Since the 1930s, when a majority of Americans began to attend high school, a similar concern has arisen with increasing intensity. The notion that public schools fail to provide sufficient basic knowledge surfaces every few decades. The result has been a series of “back-to-basics” curricular movements. After the shock of Sputnik, the pride of place in progressive pedagogy assigned to ways of learning—to method—began to be challenged fundamentally. The focus in public policy, particularly in the 1980s, shifted to testing for content; in the past decade, the emphasis has been on science. Educational reformers now seek to define what all people ought to know, and when the proper subject matter should be taught and learned. However admirable the connection between progressive public schooling and democracy was supposed to be, the fatal flaw in American education was that people were encouraged to think for themselves, but they knew nothing. So what could they think about?

The overemphasis on method notwithstanding, the progressive legacy should not be forgotten or shortchanged. Its stress on nurturing independent thought, self-confidence, entrepreneurial and innovative ambition, and above all the ability to negotiate in a shared school setting with peers from different classes, religious groups, and ethnicities remains the right objective.
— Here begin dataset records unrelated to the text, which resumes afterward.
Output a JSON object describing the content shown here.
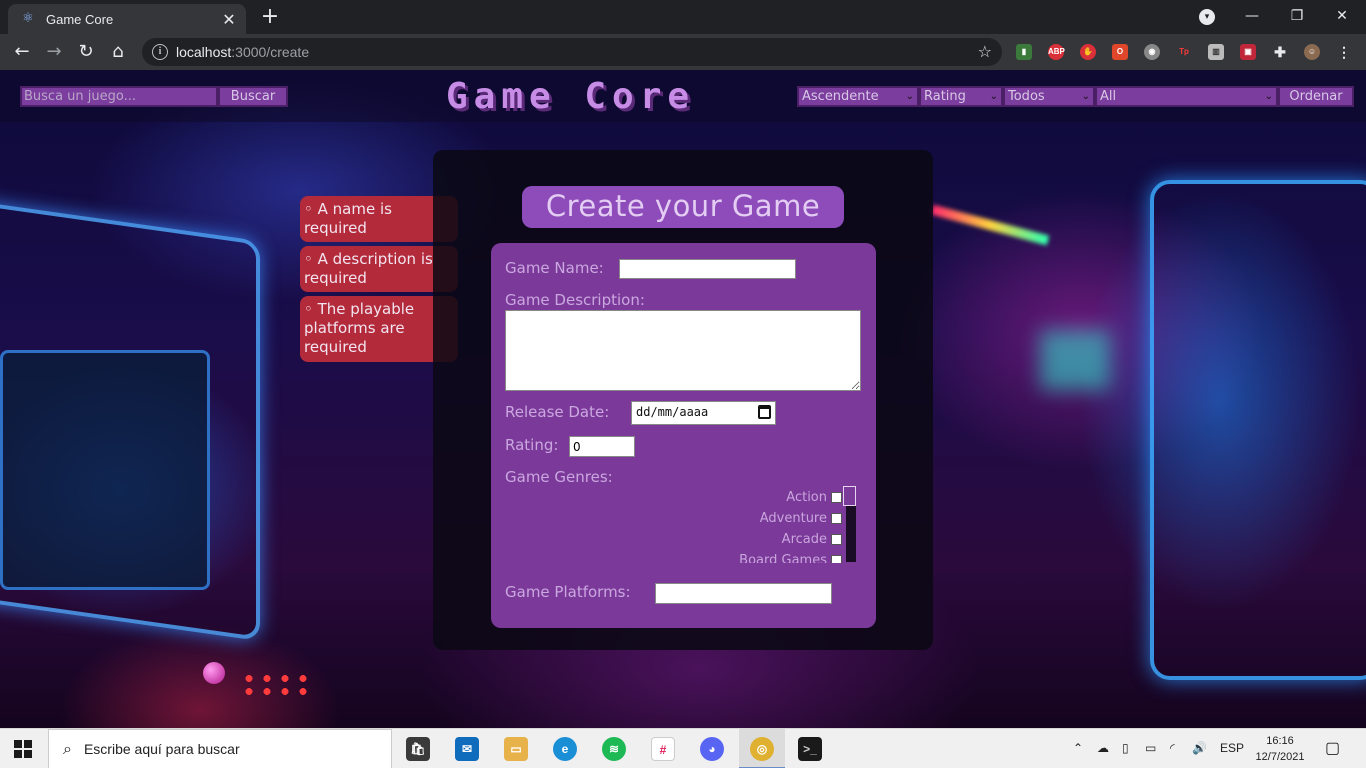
{
  "browser": {
    "tab_title": "Game Core",
    "url_host": "localhost",
    "url_path": ":3000/create",
    "extensions": [
      "ABP",
      "Tp"
    ]
  },
  "header": {
    "search_placeholder": "Busca un juego...",
    "search_button": "Buscar",
    "brand": "Game Core",
    "sort_order": "Ascendente",
    "sort_by": "Rating",
    "source_filter": "Todos",
    "genre_filter": "All",
    "order_button": "Ordenar"
  },
  "errors": [
    "◦ A name is required",
    "◦ A description is required",
    "◦ The playable platforms are required"
  ],
  "form": {
    "title": "Create your Game",
    "name_label": "Game Name:",
    "description_label": "Game Description:",
    "release_label": "Release Date:",
    "release_placeholder": "dd/mm/aaaa",
    "rating_label": "Rating:",
    "rating_value": "0",
    "genres_label": "Game Genres:",
    "genres": [
      "Action",
      "Adventure",
      "Arcade",
      "Board Games"
    ],
    "platforms_label": "Game Platforms:"
  },
  "taskbar": {
    "search_text": "Escribe aquí para buscar",
    "language": "ESP",
    "time": "16:16",
    "date": "12/7/2021"
  }
}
Ironically, the fact that the quality of political discourse has declined over the very decades in our recent past that have witnessed the erosion of confidence in progressive pedagogy should inspire us, as a society, to redouble our efforts to forge the connection between American education and American democracy that defined the Progressive movement and captivated the refugees from European fascism.

Can the Common Public School Survive?

The mid-twentieth-century perspective on American education shared by Arendt and her contemporaries is only partially relevant to the situation we now face. Until 1980 and the election of Ronald Reagan, no one took seriously the prospect of dismantling the public school system and challenging its virtual monopoly throughout the 50 states. Now we do. One of the consequences of the 1954 Brown v. Board of Education decision was the creation of a charter school movement in the South as a means to evade integration. The popularization and legitimization of the idea that the American public school system has failed and therefore ought to be deregulated and differentiated, largely through privatization, gathered momentum not only from the legal defeat of segregation but also from the revulsion at the counterculture of the late 1960s and early ’70s that inspired the “culture wars” of the late twentieth century, with which we still contend.

We are now caught in the throes of an anti-government movement that is 60 years old and that started with an attack, fueled by a fear of racial integration, on the notion that all children should attend a public school. Race and class interests, and the growth of suburbia as a refuge from integrated inner-city school systems, came to a head in the late 1960s. The 1968 teachers’ strike in New York City was a watershed in the decline of confidence in the historic role of public schooling as a key to fostering citizenship.

This article appeared in Democracy: A Journal for Ideas